Mentions: The significance of symbiotic microbiota in the development of T1D has been shown in non-obese diabetic mice, which spontaneously develop T1D with a bias toward females (11, 12). The function of microbiota in T1D is found to be highly associated with sex hormones. Fecal transplant of male gut microbiota to female mice ameliorated the disease and increased testosterone. For SLE, although the initial comparison between lupus-prone mice in germ-free vs. conventional housing conditions showed no difference in disease severity (140), emerging evidences in both SLE patients and lupus-prone mice point to a potential link between lupus and microbiota (Figure 1).


SLE: Another Autoimmune Disorder Influenced by Microbes and Diet?

Mu Q, Zhang H, Luo XM - Front Immunol (2015)

Emerging evidences point to a potential link between SLE and microbiota.
© Copyright Policy
Related In: Results  -  Collection

License
Show All Figures
getmorefigures.php?uid=PMC4663251&req=5

Figure 1: Emerging evidences point to a potential link between SLE and microbiota.
Mentions: The significance of symbiotic microbiota in the development of T1D has been shown in non-obese diabetic mice, which spontaneously develop T1D with a bias toward females (11, 12). The function of microbiota in T1D is found to be highly associated with sex hormones. Fecal transplant of male gut microbiota to female mice ameliorated the disease and increased testosterone. For SLE, although the initial comparison between lupus-prone mice in germ-free vs. conventional housing conditions showed no difference in disease severity (140), emerging evidences in both SLE patients and lupus-prone mice point to a potential link between lupus and microbiota (Figure 1).

Bottom Line: In the past decade, a growing body of evidence has indicated an important role of gut microbes in the development of autoimmune diseases, including type 1 diabetes, rheumatoid arthritis, and multiple sclerosis.However, such knowledge on SLE is little, though we have already known that environmental factors can trigger the development of lupus.Several recent studies have suggested that alterations of the gut microbial composition may be correlated with SLE disease manifestations, while the exact roles of either symbiotic or pathogenic microbes in this disease remain to be explored.

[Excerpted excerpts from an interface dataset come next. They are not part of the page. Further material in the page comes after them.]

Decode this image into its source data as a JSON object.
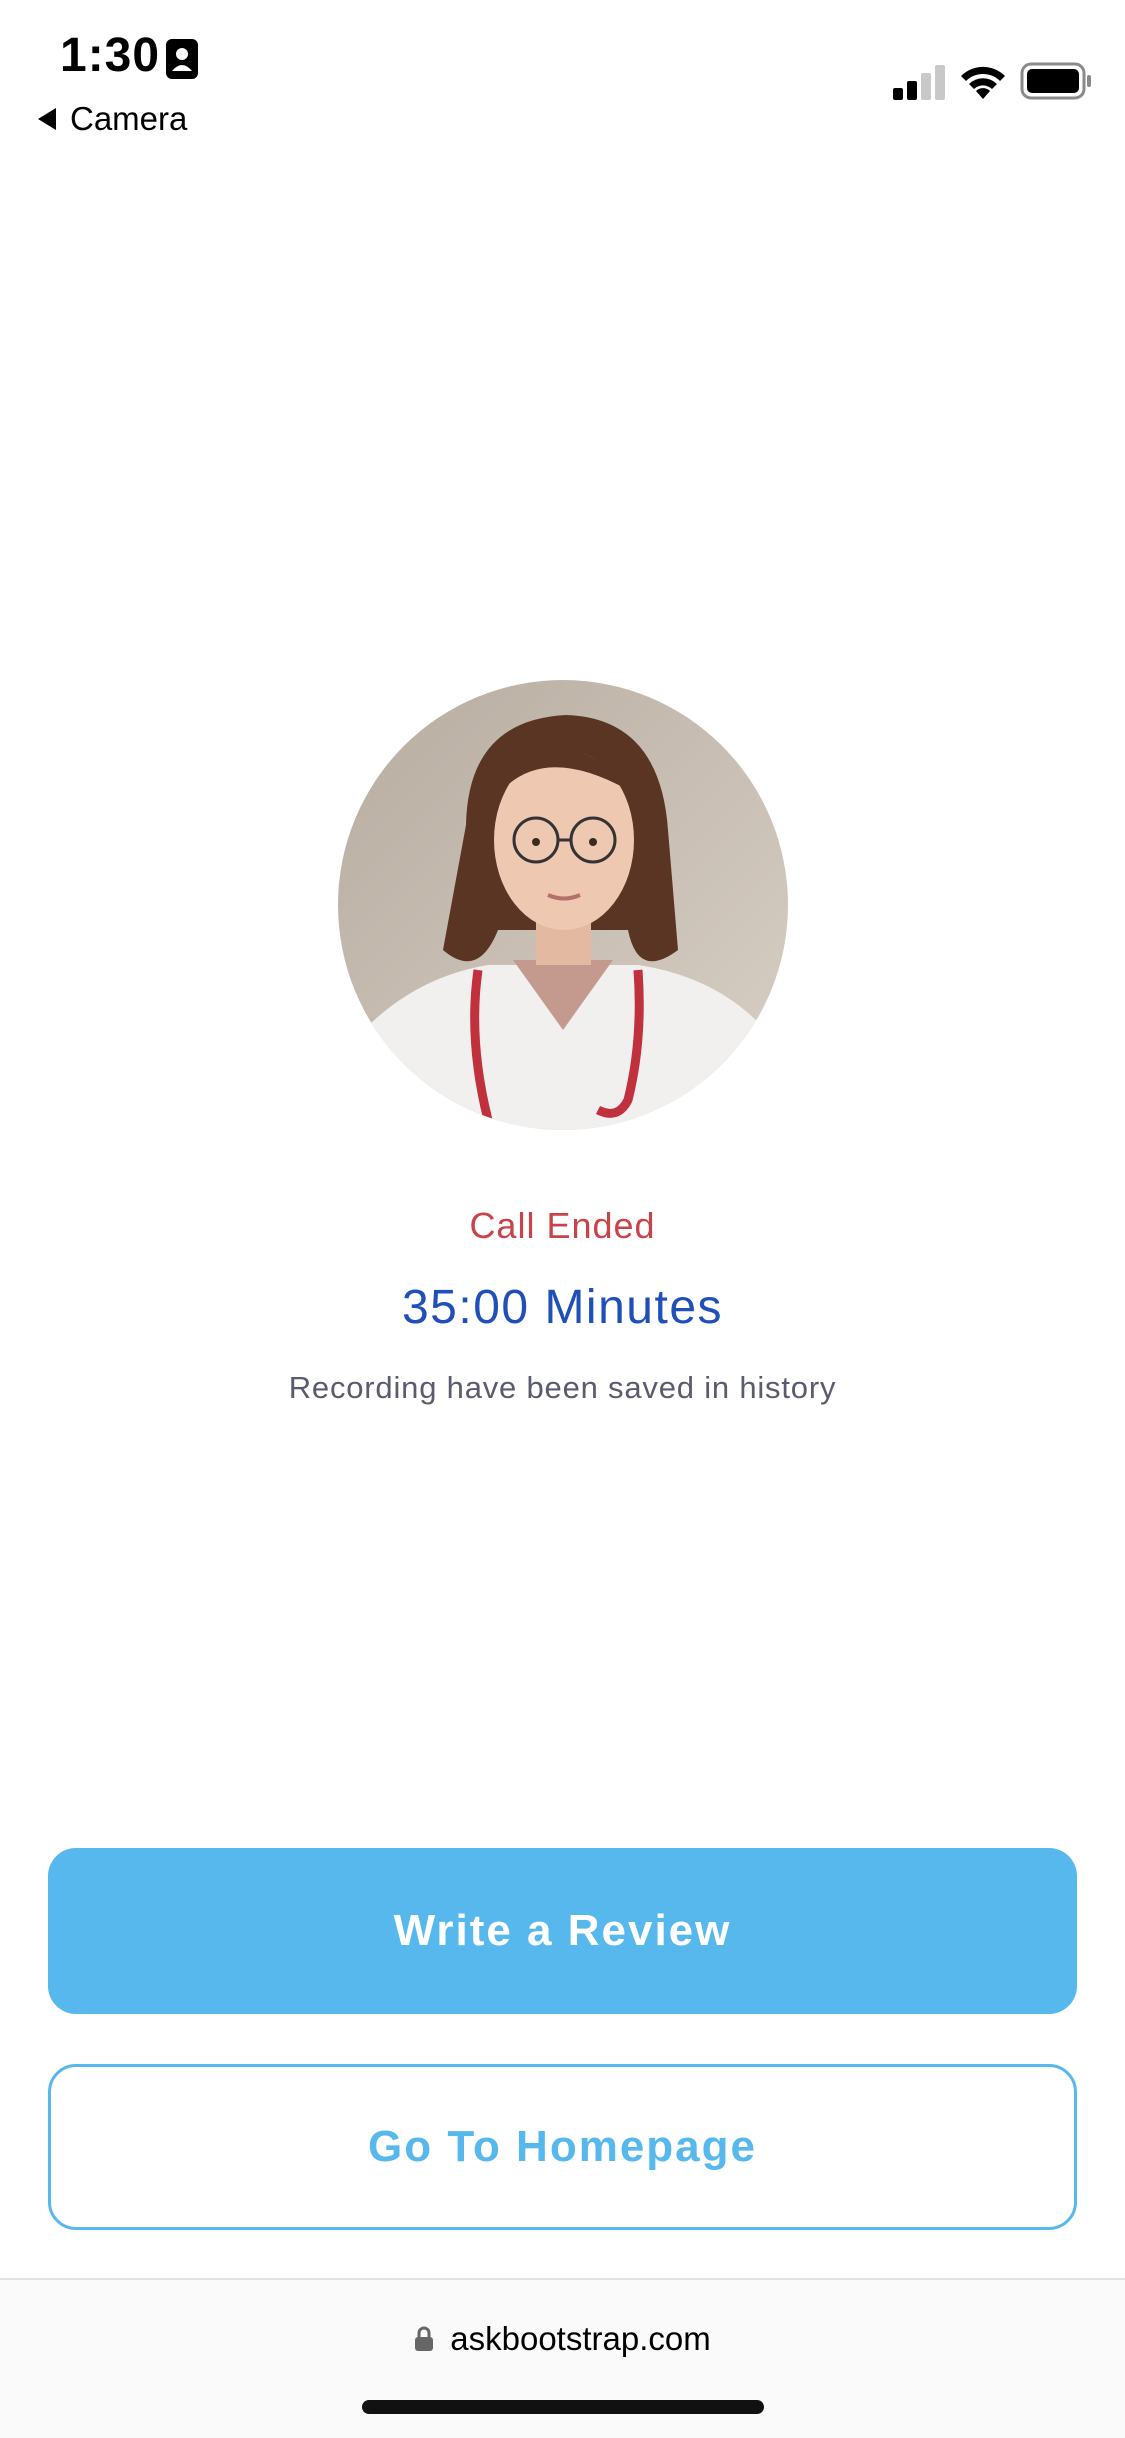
{
  "status_bar": {
    "time": "1:30",
    "back_label": "Camera",
    "icons": [
      "contact-card-icon",
      "cellular-signal-icon",
      "wifi-icon",
      "battery-icon"
    ]
  },
  "call": {
    "status": "Call Ended",
    "duration": "35:00 Minutes",
    "note": "Recording have been saved in history",
    "avatar": "doctor-photo"
  },
  "actions": {
    "primary_label": "Write a Review",
    "secondary_label": "Go To Homepage"
  },
  "browser": {
    "url": "askbootstrap.com"
  },
  "colors": {
    "accent": "#56b8ec",
    "status_red": "#c9434a",
    "duration_blue": "#1f4fb8",
    "note_gray": "#5b5b70"
  }
}
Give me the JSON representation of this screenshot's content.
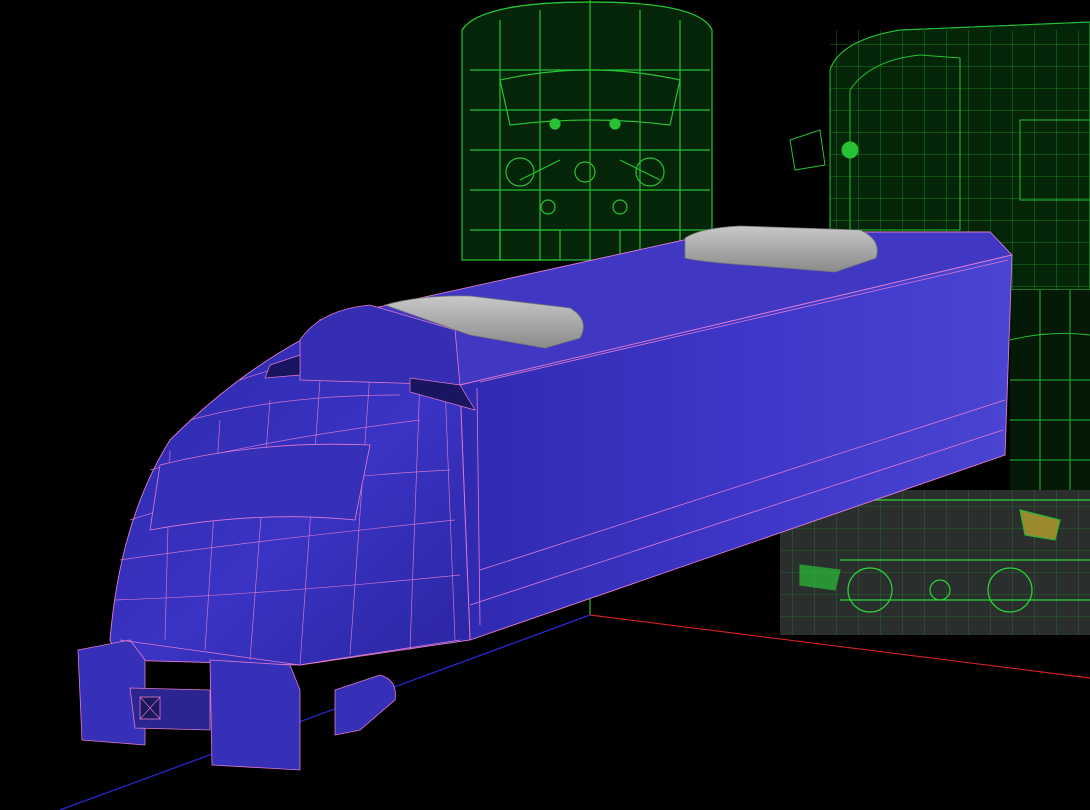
{
  "viewport": {
    "kind": "3d-modeling-perspective-viewport",
    "background_color": "#000000",
    "mesh_color": "#3a2fb5",
    "wireframe_color": "#e07ad0",
    "reference_color": "#2bd63a",
    "axis_colors": {
      "x": "#d42020",
      "y": "#25c025",
      "z": "#2a2adc"
    },
    "reference_images": [
      "front-view-blueprint",
      "side-view-blueprint",
      "lower-side-photo-reference"
    ],
    "model": "high-speed-train-nose-locomotive",
    "roof_parts_color": "#a8a8a8",
    "icons": [
      "grid-axis-icon"
    ]
  }
}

View Article: PubMed Central - PubMed

Affiliation: Department of Biomedical Sciences and Pathobiology, Virginia Tech , Blacksburg, VA , USA.

ABSTRACT
Systemic lupus erythematosus (SLE) is a multi-system autoimmune disease. Despite years of study, the etiology of SLE is still unclear. Both genetic and environmental factors have been implicated in the disease mechanisms. In the past decade, a growing body of evidence has indicated an important role of gut microbes in the development of autoimmune diseases, including type 1 diabetes, rheumatoid arthritis, and multiple sclerosis. However, such knowledge on SLE is little, though we have already known that environmental factors can trigger the development of lupus. Several recent studies have suggested that alterations of the gut microbial composition may be correlated with SLE disease manifestations, while the exact roles of either symbiotic or pathogenic microbes in this disease remain to be explored. Elucidation of the roles of gut microbes - as well as the roles of diet that can modulate the composition of gut microbes - in SLE will shed light on how this autoimmune disorder develops, and provide opportunities for improved biomarkers of the disease and the potential to probe new therapies. In this review, we aim to compile the available evidence on the contributions of diet and gut microbes to SLE occurrence and pathogenesis.

No MeSH data available.


Related in: MedlinePlus